LISTED RECORDS START

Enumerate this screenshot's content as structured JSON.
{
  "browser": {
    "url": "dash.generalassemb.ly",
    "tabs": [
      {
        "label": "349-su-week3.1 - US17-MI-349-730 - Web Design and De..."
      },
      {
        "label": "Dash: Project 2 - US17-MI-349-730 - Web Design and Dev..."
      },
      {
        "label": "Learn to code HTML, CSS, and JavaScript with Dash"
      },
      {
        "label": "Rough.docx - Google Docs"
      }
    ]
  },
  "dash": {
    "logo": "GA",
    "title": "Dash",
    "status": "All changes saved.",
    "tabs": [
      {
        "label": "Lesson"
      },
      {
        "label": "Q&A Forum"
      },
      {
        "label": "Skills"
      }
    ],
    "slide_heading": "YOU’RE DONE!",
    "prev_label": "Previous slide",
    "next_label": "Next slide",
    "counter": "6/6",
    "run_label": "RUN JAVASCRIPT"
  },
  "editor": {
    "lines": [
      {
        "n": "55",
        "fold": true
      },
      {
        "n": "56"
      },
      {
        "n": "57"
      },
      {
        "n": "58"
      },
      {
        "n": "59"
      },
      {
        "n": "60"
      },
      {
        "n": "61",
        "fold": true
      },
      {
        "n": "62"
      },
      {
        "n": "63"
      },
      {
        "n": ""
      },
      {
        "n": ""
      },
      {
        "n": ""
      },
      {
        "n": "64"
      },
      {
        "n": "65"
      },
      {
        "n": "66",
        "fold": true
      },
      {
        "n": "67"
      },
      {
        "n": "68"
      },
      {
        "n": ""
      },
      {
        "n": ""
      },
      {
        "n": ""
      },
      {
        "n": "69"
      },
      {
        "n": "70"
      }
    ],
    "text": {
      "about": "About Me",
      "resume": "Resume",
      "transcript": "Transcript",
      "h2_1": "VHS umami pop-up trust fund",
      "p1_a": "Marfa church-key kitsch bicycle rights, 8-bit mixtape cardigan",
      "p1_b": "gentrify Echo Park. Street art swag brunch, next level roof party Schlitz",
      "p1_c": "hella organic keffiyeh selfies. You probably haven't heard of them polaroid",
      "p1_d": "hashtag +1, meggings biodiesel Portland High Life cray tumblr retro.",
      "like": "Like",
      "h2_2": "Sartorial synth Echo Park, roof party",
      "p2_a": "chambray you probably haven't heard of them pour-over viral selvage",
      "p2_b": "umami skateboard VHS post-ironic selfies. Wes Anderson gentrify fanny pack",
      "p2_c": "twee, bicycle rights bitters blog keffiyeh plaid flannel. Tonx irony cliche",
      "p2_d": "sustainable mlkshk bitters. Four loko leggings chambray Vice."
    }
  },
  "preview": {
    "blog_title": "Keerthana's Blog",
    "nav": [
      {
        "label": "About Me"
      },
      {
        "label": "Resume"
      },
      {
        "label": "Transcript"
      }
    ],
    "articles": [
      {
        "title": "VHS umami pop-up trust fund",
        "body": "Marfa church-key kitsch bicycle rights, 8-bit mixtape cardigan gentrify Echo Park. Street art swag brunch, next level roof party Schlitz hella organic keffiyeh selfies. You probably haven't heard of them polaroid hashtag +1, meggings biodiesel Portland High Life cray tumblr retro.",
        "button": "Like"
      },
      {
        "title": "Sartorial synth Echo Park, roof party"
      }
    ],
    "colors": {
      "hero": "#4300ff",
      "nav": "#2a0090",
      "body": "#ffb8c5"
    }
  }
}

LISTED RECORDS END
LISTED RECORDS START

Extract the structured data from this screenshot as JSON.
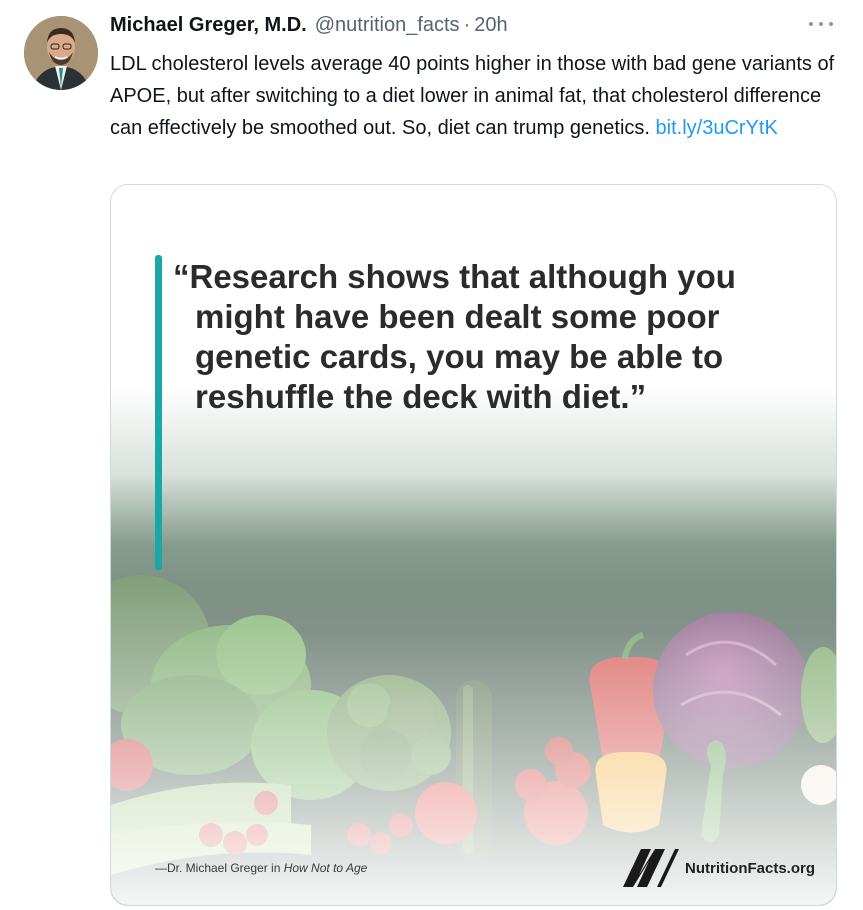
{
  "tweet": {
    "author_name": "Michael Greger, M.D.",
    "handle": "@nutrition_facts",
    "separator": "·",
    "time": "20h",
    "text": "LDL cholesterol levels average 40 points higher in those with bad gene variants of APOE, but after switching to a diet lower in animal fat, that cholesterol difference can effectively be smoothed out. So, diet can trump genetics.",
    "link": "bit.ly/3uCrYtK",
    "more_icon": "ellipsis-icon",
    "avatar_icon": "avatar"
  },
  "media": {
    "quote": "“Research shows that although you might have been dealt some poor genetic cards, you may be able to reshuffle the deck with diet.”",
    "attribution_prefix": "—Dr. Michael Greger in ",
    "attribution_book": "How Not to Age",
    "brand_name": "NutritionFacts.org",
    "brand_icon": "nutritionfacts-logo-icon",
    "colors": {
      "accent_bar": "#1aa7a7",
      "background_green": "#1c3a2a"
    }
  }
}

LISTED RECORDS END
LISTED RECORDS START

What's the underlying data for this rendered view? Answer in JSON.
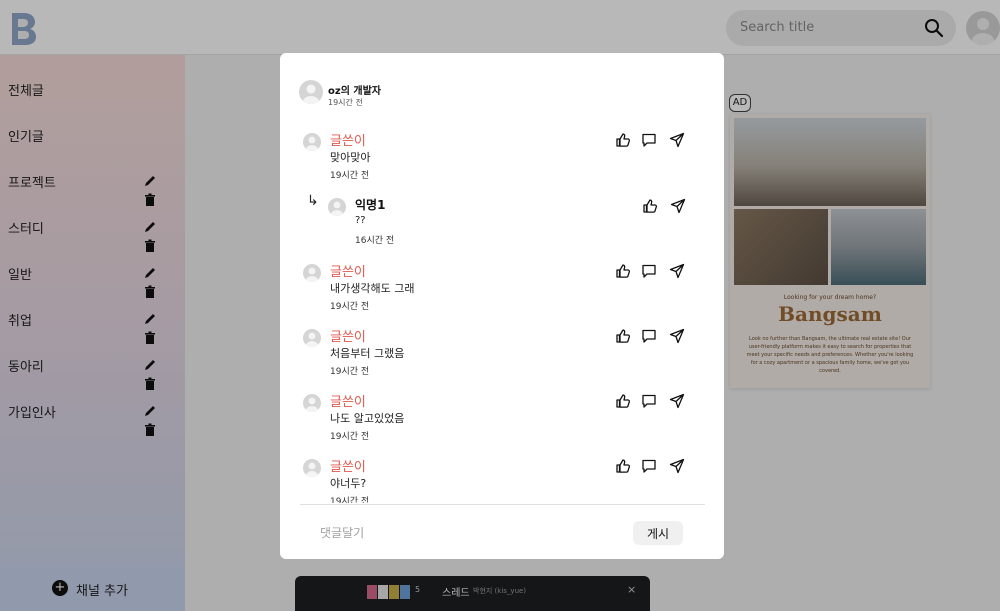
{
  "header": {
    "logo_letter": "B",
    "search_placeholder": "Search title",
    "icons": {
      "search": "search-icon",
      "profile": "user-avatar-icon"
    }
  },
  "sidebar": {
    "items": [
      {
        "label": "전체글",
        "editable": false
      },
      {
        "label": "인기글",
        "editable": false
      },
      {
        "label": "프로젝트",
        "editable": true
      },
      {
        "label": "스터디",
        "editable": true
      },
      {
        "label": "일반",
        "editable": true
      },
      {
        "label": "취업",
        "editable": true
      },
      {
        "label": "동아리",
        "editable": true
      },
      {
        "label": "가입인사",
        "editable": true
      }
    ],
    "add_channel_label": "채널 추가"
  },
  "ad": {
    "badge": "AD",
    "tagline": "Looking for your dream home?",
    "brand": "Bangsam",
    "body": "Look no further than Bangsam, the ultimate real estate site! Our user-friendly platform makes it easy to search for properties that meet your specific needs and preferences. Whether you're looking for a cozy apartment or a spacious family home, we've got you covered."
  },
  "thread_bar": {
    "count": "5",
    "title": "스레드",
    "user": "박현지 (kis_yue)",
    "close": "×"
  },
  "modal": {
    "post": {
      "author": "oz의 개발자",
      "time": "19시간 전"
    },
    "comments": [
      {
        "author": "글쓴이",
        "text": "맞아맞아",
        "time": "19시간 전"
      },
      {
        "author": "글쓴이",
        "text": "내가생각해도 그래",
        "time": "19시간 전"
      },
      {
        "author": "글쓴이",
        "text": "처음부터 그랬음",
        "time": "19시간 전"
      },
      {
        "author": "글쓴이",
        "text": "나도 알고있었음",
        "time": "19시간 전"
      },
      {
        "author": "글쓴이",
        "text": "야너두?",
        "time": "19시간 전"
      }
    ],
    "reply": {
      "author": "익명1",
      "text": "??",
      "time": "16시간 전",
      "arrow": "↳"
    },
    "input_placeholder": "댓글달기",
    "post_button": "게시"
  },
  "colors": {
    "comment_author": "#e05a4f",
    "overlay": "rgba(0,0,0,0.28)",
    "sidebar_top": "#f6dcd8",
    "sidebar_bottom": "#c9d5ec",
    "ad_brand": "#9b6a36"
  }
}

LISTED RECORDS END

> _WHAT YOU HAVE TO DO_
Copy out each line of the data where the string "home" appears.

> _TASK RESPONSE_
    "tagline": "Looking for your dream home?",
    "body": "Look no further than Bangsam, the ultimate real estate site! Our user-friendly platform makes it easy to search for properties that meet your specific needs and preferences. Whether you're looking for a cozy apartment or a spacious family home, we've got you covered."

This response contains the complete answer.